But how do we draw a distinction between accessibility and accommodation on our dynamic campuses? After all, once we factor in timeframes, audiences, types of content, types of accommodations, and timely expectations, the two concepts can get intertwined fast. Here are five things to consider as you draw these distinctions on your own campuses:
- Audience: Because the discussion about accommodations and accessibility comes out of the classroom experience, we tend to make the assumption that audience is always clear. That is a mistake. As you develop materials ask yourself whether you know exactly who will be receiving the content.
- Durability of the content: Content that is created in the moment to be used just one time may have to meet a different standard than content that is intended to be reused. As a rule, the longer you hope to use your content, the more accessible it needs to be.
- Cost to retrofit: Although it is tempting to see cost as a “now versus later” argument, it is better to think of it as an amortized debt. If it would cost $10,000 and 40 hours of intensive consultation with a professor to to retrofit lecture notes and handouts to print in Braille but would cost $100 in training and 40 hours of work for a professor to create Braille-ready notes as part of their initial production, suddenly the upfront cost and effort associated with creating accessible materials seems small in comparison to the costs associated with waiting.
- Risk tolerance: Every institution has to consider their own tolerance for risk, and there are no easy answers. Smaller schools may feel they have less exposure because the number of students with impairments that lead to high-impact (more expensive in terms of money and time) accommodations is likely to be lower, but at the same time the high costs, when incurred, are likely to be a much larger portion of the available budget. And the reverse is true: larger schools may decide to accept the high costs of these accommodations as needed rather than take on the huge training burden associated with training a large faculty. Viewed from this perspective, accessibility becomes a question of legal exposure versus monetary cost. Not all institutions will choose to view accessibility this way.
- Existing student population: Some institutions simply have more students who receive accommodations than others. If the nature of your programming, your institutional recruitment, or your history of past success with high-impact accommodations means your are one of these institutions, you may need to define accessibility more broadly than other schools do.
In my experience dealing with accessibility issues at Wichita State, the most important considerations are audience and durability of content. When I’m asked if a particular learning object needs to be made accessible, for example, if a video needs to be captioned, I’ll ask whether anyone in the audience has requested or is receiving accommodations such as captioning. If the answer is no, then I’ll ask whether the video is likely to be reused at a later date. If the answer is no again, then I feel comfortable advising the faculty member they do not need to caption their video. But if the answer to either question is yes, then the video needs to be captioned.
As you consider your own decision tree, it’s important to note what is not on the list above. It is not important whether the content item is required, suggested, or for enrichment. Class content needs to be equally available for all students to use, even if it is optional.

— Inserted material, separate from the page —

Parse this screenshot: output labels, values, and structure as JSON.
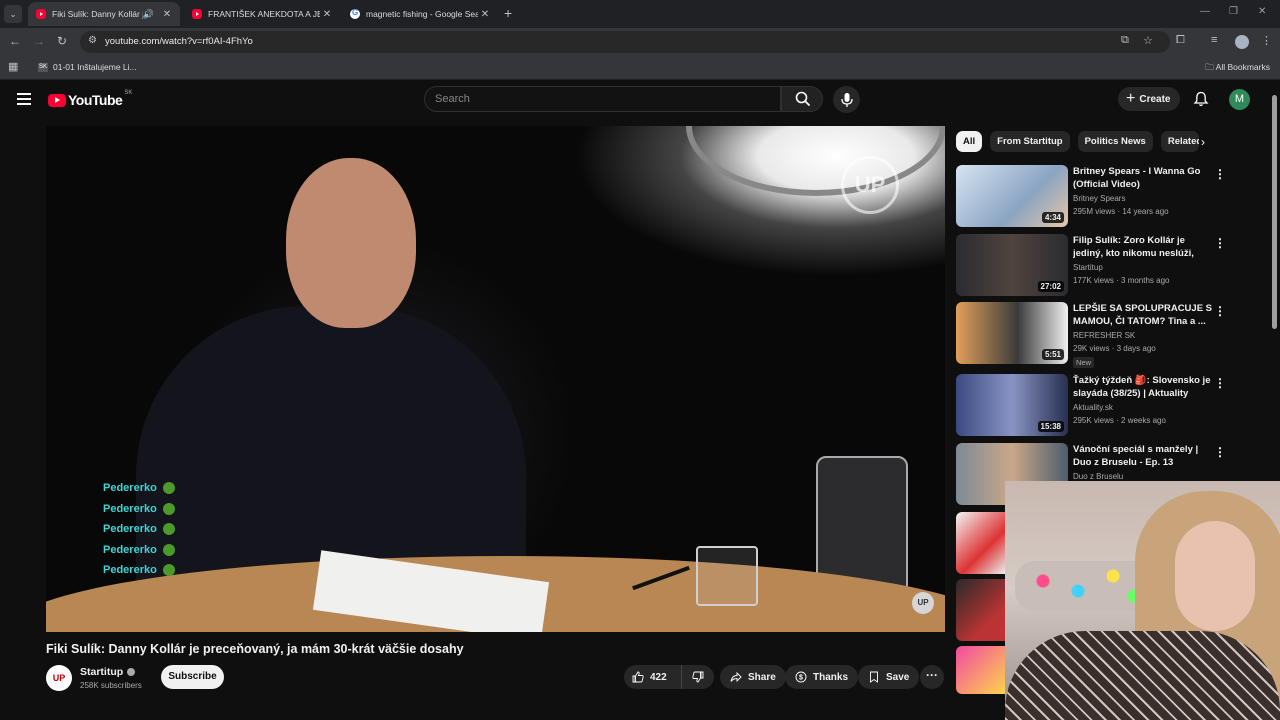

There is much more to be said about the distinctions between accessibility and accommodations, and I believe the definitions I used here will change over time. It is important for all colleges and universities to engage in this conversation so we can maintain academic freedom, integrity, and equity while also protecting our ability to provide educational opportunities for our students within the budget and time constraints we all face.
Photo by Robert Anasch on Unsplash